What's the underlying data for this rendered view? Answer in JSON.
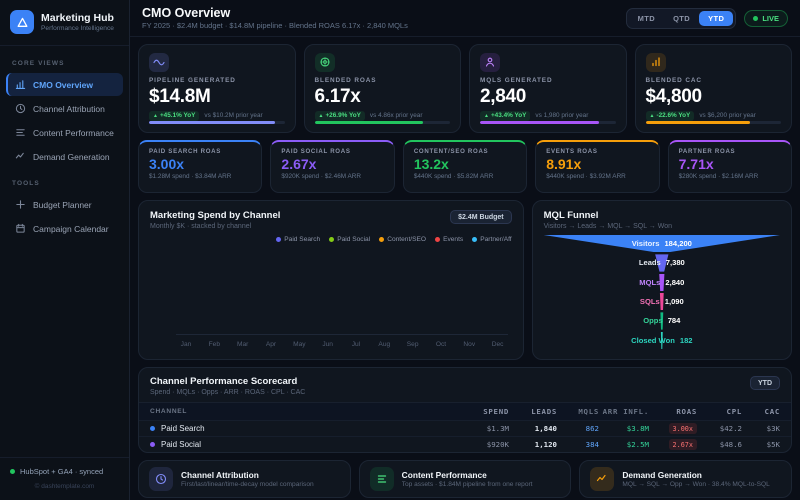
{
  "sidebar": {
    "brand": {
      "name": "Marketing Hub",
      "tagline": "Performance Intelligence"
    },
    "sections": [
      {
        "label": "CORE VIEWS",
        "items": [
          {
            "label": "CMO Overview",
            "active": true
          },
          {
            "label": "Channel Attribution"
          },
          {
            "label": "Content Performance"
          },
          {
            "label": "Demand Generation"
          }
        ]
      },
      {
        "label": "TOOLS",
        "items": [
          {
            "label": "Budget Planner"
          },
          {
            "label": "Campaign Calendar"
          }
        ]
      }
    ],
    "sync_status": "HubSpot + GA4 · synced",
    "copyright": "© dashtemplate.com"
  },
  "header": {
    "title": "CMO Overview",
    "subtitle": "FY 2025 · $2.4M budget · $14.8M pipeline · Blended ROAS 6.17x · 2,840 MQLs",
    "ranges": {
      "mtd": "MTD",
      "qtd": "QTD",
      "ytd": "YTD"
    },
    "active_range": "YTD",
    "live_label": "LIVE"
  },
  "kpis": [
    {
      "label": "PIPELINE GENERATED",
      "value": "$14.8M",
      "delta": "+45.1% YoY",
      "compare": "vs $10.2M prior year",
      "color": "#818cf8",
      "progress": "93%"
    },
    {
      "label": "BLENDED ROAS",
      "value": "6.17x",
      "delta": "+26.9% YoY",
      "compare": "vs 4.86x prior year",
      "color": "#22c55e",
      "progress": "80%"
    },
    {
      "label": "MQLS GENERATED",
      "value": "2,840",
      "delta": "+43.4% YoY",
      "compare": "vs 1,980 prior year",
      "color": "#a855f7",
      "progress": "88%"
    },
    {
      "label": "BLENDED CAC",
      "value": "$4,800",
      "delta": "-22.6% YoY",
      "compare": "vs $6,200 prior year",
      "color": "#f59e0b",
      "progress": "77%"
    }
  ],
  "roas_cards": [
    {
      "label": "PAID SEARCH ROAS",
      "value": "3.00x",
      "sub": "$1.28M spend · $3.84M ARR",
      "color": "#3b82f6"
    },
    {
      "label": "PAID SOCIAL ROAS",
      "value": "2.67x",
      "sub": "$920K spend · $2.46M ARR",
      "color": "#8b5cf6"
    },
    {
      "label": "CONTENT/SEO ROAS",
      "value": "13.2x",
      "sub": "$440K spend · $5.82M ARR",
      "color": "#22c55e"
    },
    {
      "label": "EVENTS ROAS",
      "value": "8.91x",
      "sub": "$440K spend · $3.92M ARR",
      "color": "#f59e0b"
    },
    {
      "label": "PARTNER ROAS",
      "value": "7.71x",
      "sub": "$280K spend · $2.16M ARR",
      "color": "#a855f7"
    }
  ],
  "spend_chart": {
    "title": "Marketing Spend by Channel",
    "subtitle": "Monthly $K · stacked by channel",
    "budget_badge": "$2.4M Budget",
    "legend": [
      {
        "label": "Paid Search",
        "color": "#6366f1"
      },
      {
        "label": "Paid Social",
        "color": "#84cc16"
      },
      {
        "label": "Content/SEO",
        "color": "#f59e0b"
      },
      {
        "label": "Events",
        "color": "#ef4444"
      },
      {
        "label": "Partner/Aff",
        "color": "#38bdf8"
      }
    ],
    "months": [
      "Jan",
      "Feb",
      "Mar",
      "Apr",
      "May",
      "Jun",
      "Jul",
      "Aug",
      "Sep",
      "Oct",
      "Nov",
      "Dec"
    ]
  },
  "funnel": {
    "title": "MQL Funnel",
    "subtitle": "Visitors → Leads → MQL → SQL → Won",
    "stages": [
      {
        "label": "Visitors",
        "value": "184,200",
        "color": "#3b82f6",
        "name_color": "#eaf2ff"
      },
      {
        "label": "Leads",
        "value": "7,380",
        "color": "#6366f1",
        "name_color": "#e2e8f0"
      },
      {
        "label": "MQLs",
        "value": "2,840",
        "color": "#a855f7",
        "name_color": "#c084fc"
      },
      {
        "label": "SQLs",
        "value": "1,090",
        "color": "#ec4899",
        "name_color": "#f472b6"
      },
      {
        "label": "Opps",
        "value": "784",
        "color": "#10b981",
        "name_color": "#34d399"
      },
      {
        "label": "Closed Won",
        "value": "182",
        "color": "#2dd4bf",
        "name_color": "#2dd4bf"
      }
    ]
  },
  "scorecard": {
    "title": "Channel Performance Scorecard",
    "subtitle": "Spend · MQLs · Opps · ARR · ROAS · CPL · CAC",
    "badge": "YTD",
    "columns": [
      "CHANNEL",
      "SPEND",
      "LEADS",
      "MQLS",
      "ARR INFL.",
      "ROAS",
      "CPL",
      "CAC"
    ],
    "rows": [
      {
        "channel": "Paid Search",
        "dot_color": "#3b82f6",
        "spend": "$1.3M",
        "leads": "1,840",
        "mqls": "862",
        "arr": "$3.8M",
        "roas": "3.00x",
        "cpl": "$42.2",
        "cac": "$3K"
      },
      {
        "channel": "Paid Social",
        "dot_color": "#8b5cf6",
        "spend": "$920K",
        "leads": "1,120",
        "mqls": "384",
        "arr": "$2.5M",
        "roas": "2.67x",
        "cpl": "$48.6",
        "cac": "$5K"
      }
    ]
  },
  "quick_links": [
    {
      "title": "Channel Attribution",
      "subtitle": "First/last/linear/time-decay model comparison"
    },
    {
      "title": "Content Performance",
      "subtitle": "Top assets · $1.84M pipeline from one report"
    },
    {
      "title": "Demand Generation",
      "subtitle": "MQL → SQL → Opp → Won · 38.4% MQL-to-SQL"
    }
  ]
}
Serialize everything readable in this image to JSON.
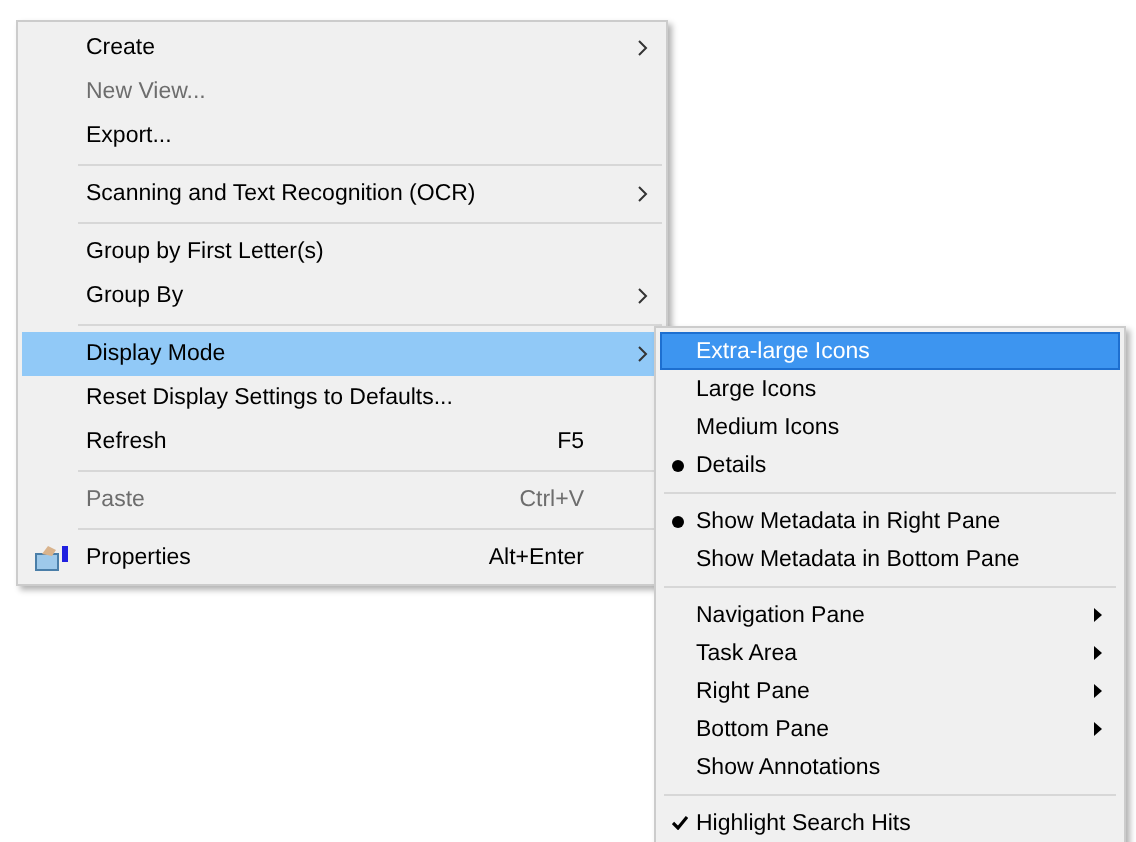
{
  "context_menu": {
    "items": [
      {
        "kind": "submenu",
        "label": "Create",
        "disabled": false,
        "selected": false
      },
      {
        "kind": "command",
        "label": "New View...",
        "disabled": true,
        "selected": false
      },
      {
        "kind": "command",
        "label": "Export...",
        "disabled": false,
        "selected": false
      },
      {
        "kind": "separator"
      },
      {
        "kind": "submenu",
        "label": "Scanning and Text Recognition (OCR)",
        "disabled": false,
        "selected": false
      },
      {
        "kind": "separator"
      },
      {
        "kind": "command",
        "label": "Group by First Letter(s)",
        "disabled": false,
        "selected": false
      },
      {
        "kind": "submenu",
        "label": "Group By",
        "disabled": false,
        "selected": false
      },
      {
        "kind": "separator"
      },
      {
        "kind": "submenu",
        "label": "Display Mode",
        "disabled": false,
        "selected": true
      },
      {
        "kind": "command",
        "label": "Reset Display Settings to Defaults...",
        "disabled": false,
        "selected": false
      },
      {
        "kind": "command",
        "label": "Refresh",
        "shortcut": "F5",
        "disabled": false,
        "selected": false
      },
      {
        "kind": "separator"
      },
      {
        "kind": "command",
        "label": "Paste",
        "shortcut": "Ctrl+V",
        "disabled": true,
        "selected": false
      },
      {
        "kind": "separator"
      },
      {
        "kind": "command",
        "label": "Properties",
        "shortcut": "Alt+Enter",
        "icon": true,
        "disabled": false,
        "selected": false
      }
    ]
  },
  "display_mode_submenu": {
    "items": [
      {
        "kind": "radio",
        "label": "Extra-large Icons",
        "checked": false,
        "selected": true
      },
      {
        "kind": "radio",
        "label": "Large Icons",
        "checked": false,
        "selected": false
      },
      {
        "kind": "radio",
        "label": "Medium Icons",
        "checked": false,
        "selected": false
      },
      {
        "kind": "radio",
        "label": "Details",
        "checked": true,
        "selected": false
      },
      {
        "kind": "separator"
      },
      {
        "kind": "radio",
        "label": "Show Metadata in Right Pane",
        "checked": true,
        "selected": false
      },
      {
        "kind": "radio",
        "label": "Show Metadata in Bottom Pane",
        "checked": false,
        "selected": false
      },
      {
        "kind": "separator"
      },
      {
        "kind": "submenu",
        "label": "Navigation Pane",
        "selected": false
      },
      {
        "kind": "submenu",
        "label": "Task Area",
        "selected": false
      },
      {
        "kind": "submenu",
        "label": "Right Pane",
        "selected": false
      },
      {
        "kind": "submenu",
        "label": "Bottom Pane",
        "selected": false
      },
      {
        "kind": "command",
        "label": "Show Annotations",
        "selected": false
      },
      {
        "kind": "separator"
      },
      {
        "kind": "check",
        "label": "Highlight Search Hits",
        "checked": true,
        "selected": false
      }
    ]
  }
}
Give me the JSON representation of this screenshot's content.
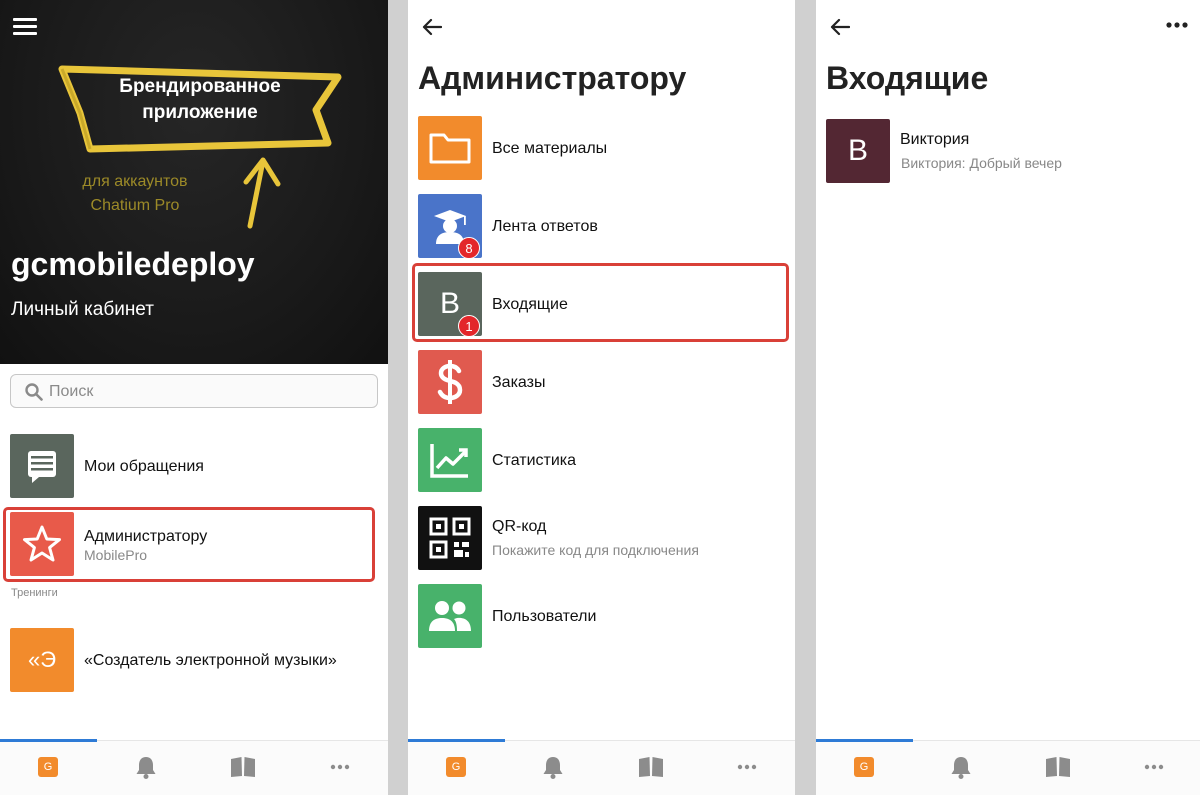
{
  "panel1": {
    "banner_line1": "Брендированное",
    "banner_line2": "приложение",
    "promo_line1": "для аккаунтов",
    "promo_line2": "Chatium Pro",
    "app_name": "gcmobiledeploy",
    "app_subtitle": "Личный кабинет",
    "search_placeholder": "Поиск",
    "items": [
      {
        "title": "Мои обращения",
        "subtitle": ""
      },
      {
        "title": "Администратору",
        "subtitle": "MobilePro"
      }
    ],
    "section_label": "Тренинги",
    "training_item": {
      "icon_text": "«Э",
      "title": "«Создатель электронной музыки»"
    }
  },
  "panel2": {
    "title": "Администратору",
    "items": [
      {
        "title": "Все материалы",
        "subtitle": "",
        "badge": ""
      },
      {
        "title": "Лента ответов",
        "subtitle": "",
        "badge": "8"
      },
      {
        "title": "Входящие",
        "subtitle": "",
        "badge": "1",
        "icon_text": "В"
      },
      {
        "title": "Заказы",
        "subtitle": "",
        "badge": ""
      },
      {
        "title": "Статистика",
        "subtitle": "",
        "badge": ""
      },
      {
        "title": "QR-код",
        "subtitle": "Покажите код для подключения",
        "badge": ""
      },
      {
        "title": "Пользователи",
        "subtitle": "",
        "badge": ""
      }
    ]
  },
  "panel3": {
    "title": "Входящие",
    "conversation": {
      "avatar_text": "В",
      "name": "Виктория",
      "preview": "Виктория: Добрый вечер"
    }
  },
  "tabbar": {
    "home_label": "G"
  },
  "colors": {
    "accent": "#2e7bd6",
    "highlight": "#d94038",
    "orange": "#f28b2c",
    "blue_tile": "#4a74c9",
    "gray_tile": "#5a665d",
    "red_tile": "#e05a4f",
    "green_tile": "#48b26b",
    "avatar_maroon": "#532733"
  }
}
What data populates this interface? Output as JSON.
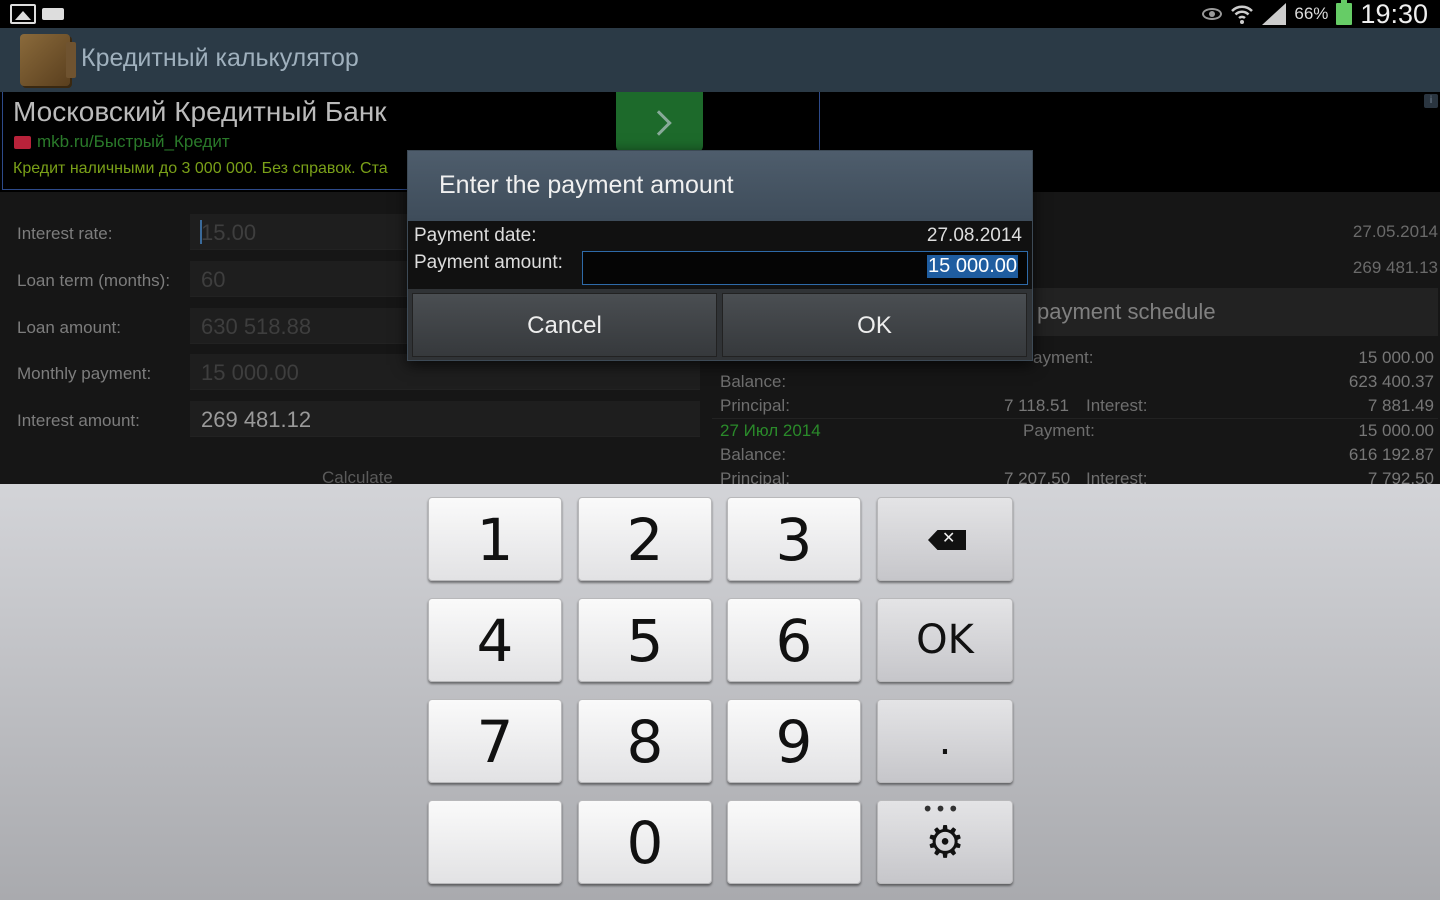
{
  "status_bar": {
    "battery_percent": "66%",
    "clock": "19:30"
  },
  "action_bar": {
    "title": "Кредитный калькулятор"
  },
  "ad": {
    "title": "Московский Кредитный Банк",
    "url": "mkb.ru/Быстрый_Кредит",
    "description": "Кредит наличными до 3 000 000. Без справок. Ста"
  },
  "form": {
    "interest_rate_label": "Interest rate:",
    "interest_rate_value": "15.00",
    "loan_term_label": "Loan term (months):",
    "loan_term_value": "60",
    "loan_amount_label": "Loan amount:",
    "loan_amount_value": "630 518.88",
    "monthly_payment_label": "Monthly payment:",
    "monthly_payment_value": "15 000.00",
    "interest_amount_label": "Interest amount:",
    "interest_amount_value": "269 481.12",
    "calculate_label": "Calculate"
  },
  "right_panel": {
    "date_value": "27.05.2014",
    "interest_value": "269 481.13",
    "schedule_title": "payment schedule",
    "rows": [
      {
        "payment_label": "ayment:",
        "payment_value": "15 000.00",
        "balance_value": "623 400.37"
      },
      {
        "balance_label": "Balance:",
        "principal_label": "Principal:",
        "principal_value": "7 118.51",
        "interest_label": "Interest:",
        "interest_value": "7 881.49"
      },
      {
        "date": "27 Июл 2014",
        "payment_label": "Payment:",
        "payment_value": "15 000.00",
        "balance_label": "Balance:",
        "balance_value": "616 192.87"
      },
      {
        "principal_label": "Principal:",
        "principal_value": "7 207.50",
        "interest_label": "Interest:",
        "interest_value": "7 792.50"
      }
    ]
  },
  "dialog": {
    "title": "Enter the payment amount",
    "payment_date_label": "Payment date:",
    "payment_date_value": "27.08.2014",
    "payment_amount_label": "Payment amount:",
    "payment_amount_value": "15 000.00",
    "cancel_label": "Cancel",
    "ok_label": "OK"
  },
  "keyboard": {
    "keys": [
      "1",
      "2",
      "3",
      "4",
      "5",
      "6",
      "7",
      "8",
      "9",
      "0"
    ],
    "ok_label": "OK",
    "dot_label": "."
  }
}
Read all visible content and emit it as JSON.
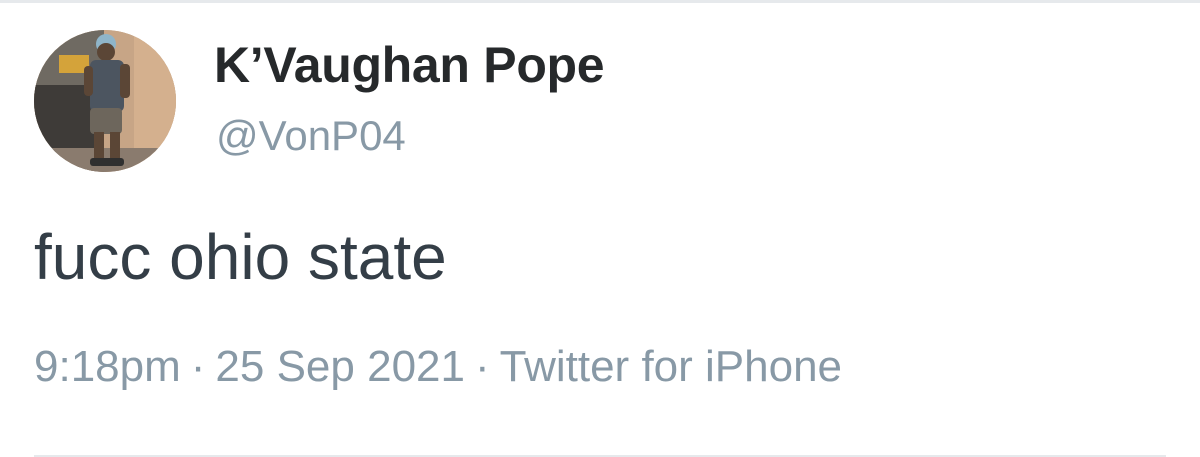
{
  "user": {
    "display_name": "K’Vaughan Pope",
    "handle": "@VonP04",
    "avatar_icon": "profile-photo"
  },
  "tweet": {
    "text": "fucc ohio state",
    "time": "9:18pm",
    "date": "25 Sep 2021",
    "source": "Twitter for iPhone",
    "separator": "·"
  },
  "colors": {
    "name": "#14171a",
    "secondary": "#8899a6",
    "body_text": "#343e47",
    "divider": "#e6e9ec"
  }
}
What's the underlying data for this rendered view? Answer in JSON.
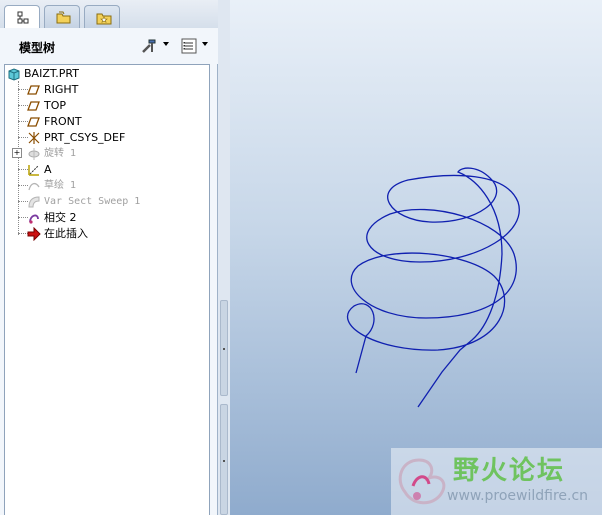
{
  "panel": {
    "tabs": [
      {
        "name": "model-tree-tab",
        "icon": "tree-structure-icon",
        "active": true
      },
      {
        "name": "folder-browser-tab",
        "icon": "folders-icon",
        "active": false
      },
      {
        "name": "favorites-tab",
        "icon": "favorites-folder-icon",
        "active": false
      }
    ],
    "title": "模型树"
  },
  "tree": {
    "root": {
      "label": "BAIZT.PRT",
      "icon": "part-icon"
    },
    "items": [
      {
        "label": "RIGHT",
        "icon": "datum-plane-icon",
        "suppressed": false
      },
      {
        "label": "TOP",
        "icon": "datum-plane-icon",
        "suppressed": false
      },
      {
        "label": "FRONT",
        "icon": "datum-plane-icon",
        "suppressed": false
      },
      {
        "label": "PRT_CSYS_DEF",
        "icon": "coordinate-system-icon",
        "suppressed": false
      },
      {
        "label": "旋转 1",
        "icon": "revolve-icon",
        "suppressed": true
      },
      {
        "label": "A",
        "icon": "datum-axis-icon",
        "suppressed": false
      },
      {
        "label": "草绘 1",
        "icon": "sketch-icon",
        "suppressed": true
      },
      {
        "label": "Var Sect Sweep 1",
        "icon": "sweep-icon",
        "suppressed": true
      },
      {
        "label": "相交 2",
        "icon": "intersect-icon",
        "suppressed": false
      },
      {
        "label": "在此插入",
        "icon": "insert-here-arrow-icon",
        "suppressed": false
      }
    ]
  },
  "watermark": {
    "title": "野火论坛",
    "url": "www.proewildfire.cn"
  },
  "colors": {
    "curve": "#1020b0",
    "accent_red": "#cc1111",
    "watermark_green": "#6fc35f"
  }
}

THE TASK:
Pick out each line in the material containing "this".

THE ANSWER:
What's the underlying data for this rendered view? Answer in JSON.
Serialize everything readable in this image to JSON.
Give me the JSON representation of this screenshot's content.
What data populates this interface? Output as JSON.
What's the underlying data for this rendered view? Answer in JSON.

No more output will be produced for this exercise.